Most effective ethics policies include statements indicating that a senior executive is in charge of ethics compliance, and that the board of directors assumes an active oversight role in ethics compliance. But it's a wispy trail of accountability in practice. Where does an employee go if they suspect ethical lapses?
The CEO is rarely accessible in larger organizations, nor is it acceptable for an employee to simply pick up the phone for a chat with the CEO about a co-worker's suspected unethical conduct.
The board is certainly out of reach for most employees. Instead, companies must go beyond merely adopting ethics compliance programs. They need to go further and create equally clear and accessible reporting structures that make these programs work.
A senior executive who is known to have the trust and confidence of the CEO and board should be placed in charge of ethics compliance. The program must ensure that information concerning legal, regulatory or reputation risks and issues is promptly surfaced to this executive by establishing internal channels for reporting concerns, such as hotlines, ombudsmen and employee surveys. It's vitally important that these reporting structures be easily accessible, lacking in any intimidation, and, most importantly, anonymous.
Who's at Fault?
A search for applying blame is not the point. It's important that company executives understand that attempts to find fault, place blame or retaliate against "whistleblowers" not only squelch the effectiveness of the policy in the first place, but are also illegal. Make managers aware that retaliation against those who report ethics violations, whether internal or external, is a violation of the Sarbanes-Oxley Act. This applies to both public as well as private companies.
We tend to think of ethics as clear, black-and-white decisions, but in reality, ethics are a bit of a moving target. Ethical issues and concerns change over time as new regulations take place and markets shift.
As part of their duties in ensuring ethical compliance, your staff should identify the legal, regulatory and reputation risks to which the company is exposed due to the unique nature of its business and markets. Then, they should establish an "early warning system" to identify emerging areas of legal and regulatory focus within the company's industry or markets.
Private Companies at Risk, Too!
While ethical collapses in the headlines tend to focus on large, public corporations, don't think as a smaller, private company that you shouldn't be concerned.
While the onus of such policies falls most heavily on public companies due to requirements of SEC reporting, Sarbanes-Oxley certification, and stock exchange listings, there should be little question as to their desirability for private companies as well.
For example, if criminal conduct is involved, the presence of an "effective compliance and ethics program" has an effect on jail time: Federal prosecuting and sentencing guidelines emphasize that consideration should be given to the existence, or not, of effective compliance policies when making charging or sentencing decisions. Lenders; bonding and rating agencies; insurers; and other third parties are also beginning to expect modern governance norms as a demonstration of corporate best practices.

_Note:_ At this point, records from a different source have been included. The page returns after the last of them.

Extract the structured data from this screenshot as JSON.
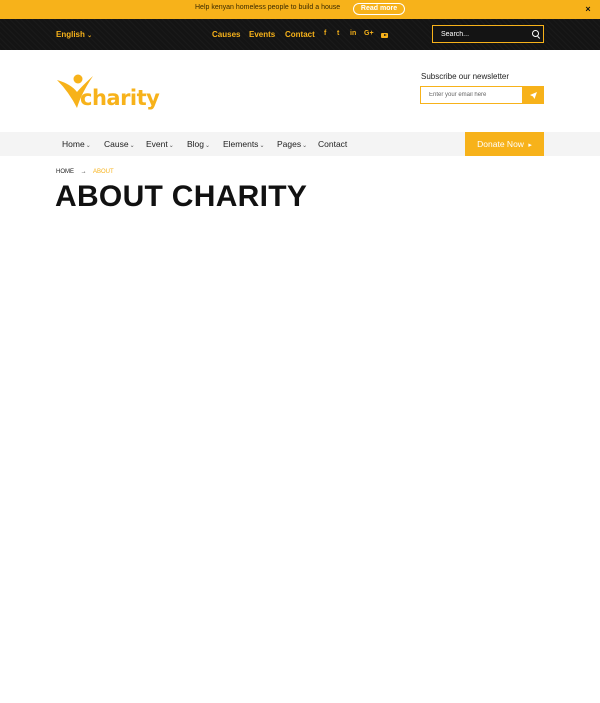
{
  "announcement": {
    "text": "Help kenyan homeless people to build a house",
    "button_label": "Read more",
    "close_label": "×"
  },
  "topbar": {
    "language": "English",
    "links": [
      "Causes",
      "Events",
      "Contact"
    ],
    "social": {
      "facebook": "f",
      "twitter": "t",
      "linkedin": "in",
      "googleplus": "G+"
    },
    "search_placeholder": "Search..."
  },
  "brand": {
    "logo_text": "charity",
    "accent_color": "#f7b21a",
    "dark_color": "#141414"
  },
  "newsletter": {
    "label": "Subscribe our newsletter",
    "placeholder": "Enter your email here"
  },
  "nav": {
    "items": [
      "Home",
      "Cause",
      "Event",
      "Blog",
      "Elements",
      "Pages",
      "Contact"
    ],
    "donate_label": "Donate Now"
  },
  "breadcrumb": {
    "home": "HOME",
    "separator": "→",
    "current": "ABOUT"
  },
  "page": {
    "title": "ABOUT CHARITY"
  }
}
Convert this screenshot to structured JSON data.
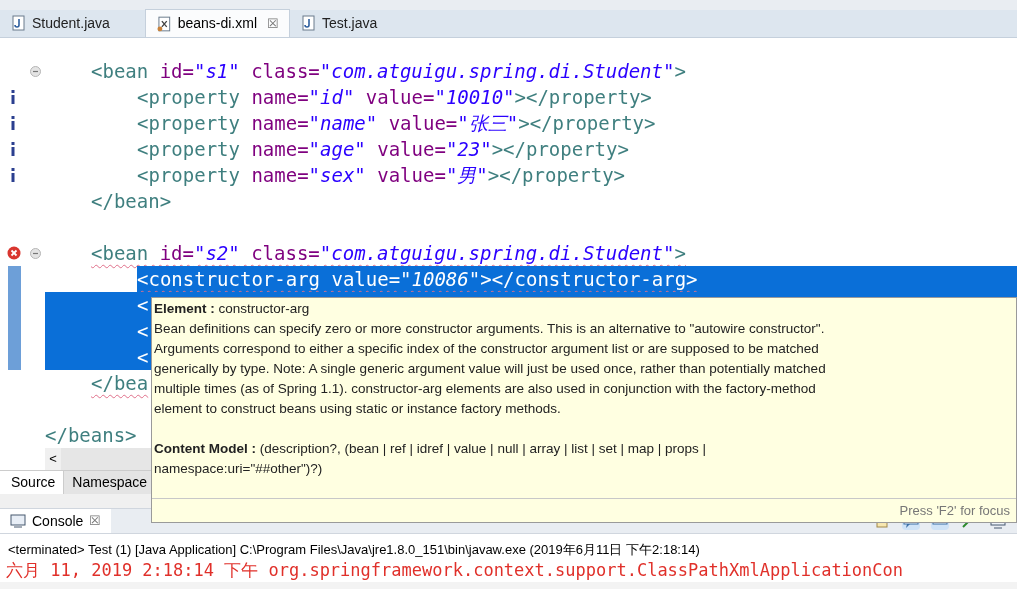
{
  "editor_tabs": [
    {
      "label": "Student.java",
      "kind": "java",
      "selected": false
    },
    {
      "label": "beans-di.xml",
      "kind": "xml",
      "selected": true,
      "close": "☒"
    },
    {
      "label": "Test.java",
      "kind": "java",
      "selected": false
    }
  ],
  "code": [
    {
      "children": [
        {
          "foldable": true,
          "info": false,
          "error": false,
          "selected": false,
          "squiggle": false,
          "tokens": [
            {
              "kind": "tag",
              "text": "<bean"
            },
            {
              "kind": "attr",
              "text": " id="
            },
            {
              "kind": "value",
              "text": "\"s1\""
            },
            {
              "kind": "attr",
              "text": " class="
            },
            {
              "kind": "value",
              "text": "\"com.atguigu.spring.di.Student\""
            },
            {
              "kind": "tag",
              "text": ">"
            }
          ],
          "children": [
            {
              "foldable": false,
              "info": true,
              "error": false,
              "selected": false,
              "squiggle": false,
              "tokens": [
                {
                  "kind": "tag",
                  "text": "<property"
                },
                {
                  "kind": "attr",
                  "text": " name="
                },
                {
                  "kind": "value",
                  "text": "\"id\""
                },
                {
                  "kind": "attr",
                  "text": " value="
                },
                {
                  "kind": "value",
                  "text": "\"10010\""
                },
                {
                  "kind": "tag",
                  "text": "></property>"
                }
              ]
            },
            {
              "foldable": false,
              "info": true,
              "error": false,
              "selected": false,
              "squiggle": false,
              "tokens": [
                {
                  "kind": "tag",
                  "text": "<property"
                },
                {
                  "kind": "attr",
                  "text": " name="
                },
                {
                  "kind": "value",
                  "text": "\"name\""
                },
                {
                  "kind": "attr",
                  "text": " value="
                },
                {
                  "kind": "value",
                  "text": "\"张三\""
                },
                {
                  "kind": "tag",
                  "text": "></property>"
                }
              ]
            },
            {
              "foldable": false,
              "info": true,
              "error": false,
              "selected": false,
              "squiggle": false,
              "tokens": [
                {
                  "kind": "tag",
                  "text": "<property"
                },
                {
                  "kind": "attr",
                  "text": " name="
                },
                {
                  "kind": "value",
                  "text": "\"age\""
                },
                {
                  "kind": "attr",
                  "text": " value="
                },
                {
                  "kind": "value",
                  "text": "\"23\""
                },
                {
                  "kind": "tag",
                  "text": "></property>"
                }
              ]
            },
            {
              "foldable": false,
              "info": true,
              "error": false,
              "selected": false,
              "squiggle": false,
              "tokens": [
                {
                  "kind": "tag",
                  "text": "<property"
                },
                {
                  "kind": "attr",
                  "text": " name="
                },
                {
                  "kind": "value",
                  "text": "\"sex\""
                },
                {
                  "kind": "attr",
                  "text": " value="
                },
                {
                  "kind": "value",
                  "text": "\"男\""
                },
                {
                  "kind": "tag",
                  "text": "></property>"
                }
              ]
            }
          ]
        },
        {
          "foldable": false,
          "info": false,
          "error": false,
          "selected": false,
          "squiggle": false,
          "tokens": [
            {
              "kind": "tag",
              "text": "</bean>"
            }
          ]
        },
        {
          "foldable": false,
          "info": false,
          "error": false,
          "selected": false,
          "squiggle": false
        },
        {
          "foldable": true,
          "info": false,
          "error": true,
          "selected": false,
          "squiggle": true,
          "tokens": [
            {
              "kind": "tag",
              "text": "<bean"
            },
            {
              "kind": "attr",
              "text": " id="
            },
            {
              "kind": "value",
              "text": "\"s2\""
            },
            {
              "kind": "attr",
              "text": " class="
            },
            {
              "kind": "value",
              "text": "\"com.atguigu.spring.di.Student\""
            },
            {
              "kind": "tag",
              "text": ">"
            }
          ],
          "children": [
            {
              "foldable": false,
              "info": false,
              "error": false,
              "selected": true,
              "squiggle": true,
              "tokens": [
                {
                  "kind": "tag",
                  "text": "<constructor-arg"
                },
                {
                  "kind": "attr",
                  "text": " value="
                },
                {
                  "kind": "value",
                  "text": "\"10086\""
                },
                {
                  "kind": "tag",
                  "text": "></constructor-arg>"
                }
              ]
            },
            {
              "foldable": false,
              "info": false,
              "error": false,
              "selected": true,
              "squiggle": false,
              "tokens": [
                {
                  "kind": "tag",
                  "text": "<"
                }
              ]
            },
            {
              "foldable": false,
              "info": false,
              "error": false,
              "selected": true,
              "squiggle": false,
              "tokens": [
                {
                  "kind": "tag",
                  "text": "<"
                }
              ]
            },
            {
              "foldable": false,
              "info": false,
              "error": false,
              "selected": true,
              "squiggle": false,
              "tokens": [
                {
                  "kind": "tag",
                  "text": "<"
                }
              ]
            }
          ]
        },
        {
          "foldable": false,
          "info": false,
          "error": false,
          "selected": false,
          "squiggle": true,
          "tokens": [
            {
              "kind": "tag",
              "text": "</bea"
            }
          ]
        },
        {
          "foldable": false,
          "info": false,
          "error": false,
          "selected": false,
          "squiggle": false
        }
      ]
    },
    {
      "foldable": false,
      "info": false,
      "error": false,
      "selected": false,
      "squiggle": false,
      "tokens": [
        {
          "kind": "tag",
          "text": "</beans>"
        }
      ]
    }
  ],
  "scroll_left": "<",
  "bottom_tabs": [
    {
      "label": "Source",
      "selected": true
    },
    {
      "label": "Namespace",
      "selected": false
    }
  ],
  "tooltip": {
    "heading": "**Element :** constructor-arg",
    "description": "Bean definitions can specify zero or more constructor arguments. This is an alternative to \"autowire constructor\". Arguments correspond to either a specific index of the constructor argument list or are supposed to be matched generically by type. Note: A single generic argument value will just be used once, rather than potentially matched multiple times (as of Spring 1.1). constructor-arg elements are also used in conjunction with the factory-method element to construct beans using static or instance factory methods.",
    "content_model": "**Content Model :** (description?, (bean | ref | idref | value | null | array | list | set | map | props | namespace:uri=\"##other\")?)",
    "hint": "Press 'F2' for focus"
  },
  "console": {
    "tab": "Console",
    "close": "☒",
    "status": "<terminated> Test (1) [Java Application] C:\\Program Files\\Java\\jre1.8.0_151\\bin\\javaw.exe (2019年6月11日 下午2:18:14)",
    "output": "六月 11, 2019 2:18:14 下午 org.springframework.context.support.ClassPathXmlApplicationCon"
  }
}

In the final analysis, an effective compliance and ethics program depends on an active board and management of integrity operating in a corporate culture which encourages and recognizes high ethical standards of conduct by all its employees.
James L. Rench is a partner and manager of the Corporate Practice Group for Stark & Knoll Co. LPA in Akron.